More than just a headgear

More than just a headgear

Safety Hazard

More than just a headgear

In the first five months of this year alone, Bangalore has witnessed an alarming total of 566 two-wheeler accidents, in which 61 persons died and 530 were injured.

A NIMHANS study, put together in 2008, had pointed out the various ways in which wearing a helmet can reduce the impact of collision in case of an accident; the thermocole lining inside helmets provides a cushioning effect to the skull, and the hard metal shell prevents sharp objects from piercing it. Helmets also serve as a mechanical barrier between the skull and the impacting object, which greatly reduces injury to the brain.

However, despite this, several two-wheeler riders in the City ignore the law and don’t bother to wear a helmet while driving. Although helmet usage has increased by twelve times in the period between 2005 and 2008, many of the helmets being used are either half helmets or damaged ones, which don’t provide adequate protection in the event of a crash.

Panner Selvean, who works as a manager at Vijaya Bank, says that he notices a majority of Bangaloreans wearing helmets while driving two-wheelers, although the same can’t be said for those riding pillion. “Some people are not happy using helmets as they can cause discomfort and neck pain, and in such cases, doctors may advise one not to wear them.
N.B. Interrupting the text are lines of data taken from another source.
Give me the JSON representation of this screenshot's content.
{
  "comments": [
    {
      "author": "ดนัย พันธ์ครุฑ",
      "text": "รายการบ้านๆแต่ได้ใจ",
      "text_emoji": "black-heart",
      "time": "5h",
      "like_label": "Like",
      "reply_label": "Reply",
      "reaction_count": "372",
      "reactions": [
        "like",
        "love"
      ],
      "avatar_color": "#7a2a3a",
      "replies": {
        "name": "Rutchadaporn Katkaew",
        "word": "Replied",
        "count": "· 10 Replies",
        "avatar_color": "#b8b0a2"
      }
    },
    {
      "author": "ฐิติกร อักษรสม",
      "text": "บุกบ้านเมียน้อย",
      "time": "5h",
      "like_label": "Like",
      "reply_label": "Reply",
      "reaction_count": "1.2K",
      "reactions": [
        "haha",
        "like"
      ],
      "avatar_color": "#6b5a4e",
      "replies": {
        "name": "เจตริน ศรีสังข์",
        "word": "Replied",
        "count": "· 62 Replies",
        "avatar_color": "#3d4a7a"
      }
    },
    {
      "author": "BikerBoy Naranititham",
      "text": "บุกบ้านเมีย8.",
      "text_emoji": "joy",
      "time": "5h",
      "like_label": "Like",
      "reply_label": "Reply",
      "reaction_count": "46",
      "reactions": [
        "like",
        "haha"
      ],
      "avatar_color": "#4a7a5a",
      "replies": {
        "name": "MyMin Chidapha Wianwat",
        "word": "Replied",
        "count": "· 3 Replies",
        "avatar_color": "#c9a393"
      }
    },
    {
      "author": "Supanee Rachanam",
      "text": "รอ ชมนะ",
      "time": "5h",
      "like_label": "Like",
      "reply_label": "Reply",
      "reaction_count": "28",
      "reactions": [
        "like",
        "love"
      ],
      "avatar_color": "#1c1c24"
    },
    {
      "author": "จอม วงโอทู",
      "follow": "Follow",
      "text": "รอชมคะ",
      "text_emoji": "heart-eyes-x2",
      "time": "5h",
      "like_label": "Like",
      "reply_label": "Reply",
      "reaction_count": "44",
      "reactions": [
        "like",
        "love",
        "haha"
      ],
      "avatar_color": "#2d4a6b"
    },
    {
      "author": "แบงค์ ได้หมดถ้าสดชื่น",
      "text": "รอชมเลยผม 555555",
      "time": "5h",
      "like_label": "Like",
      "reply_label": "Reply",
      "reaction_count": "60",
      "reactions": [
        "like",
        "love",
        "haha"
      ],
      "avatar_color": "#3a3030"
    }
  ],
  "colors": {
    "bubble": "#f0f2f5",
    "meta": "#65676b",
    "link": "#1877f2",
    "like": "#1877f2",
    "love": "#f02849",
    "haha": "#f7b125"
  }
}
Even lawyers, who are well aware about the regulations, often choose not to wear them for these reasons. But still, the police try and impose their conditions on people, which can be very inconvenient,” he says.

Ramya Venkatesh, a second year B Com student at Bangalore University, says that she has often noticed both the drivers of two-wheelers and those sitting pillion opting not to wear a helmet. There have been many occasions where she has seen policemen stop these riders and inspect their licences, although she believes that a simple bribe is enough to avoid any serious repercussions.

“I drive a two-wheeler and personally feel that helmets are very important for safety reasons. I always wear one myself. The full helmets can get very uncomfortable and heavy, though. So I prefer a half helmet,” she says.

Souvik, an engineer, also drives a two-wheeler and considers wearing a helmet a must. He adds that he does not find them uncomfortable or inconvenient in any way. “I have often noticed pillion riders not wearing helmets, and this is definitely a potential safety hazard. Sometimes, the police might catch them but often, they simply collect a fine and let the offender go without giving them a notice,” he says.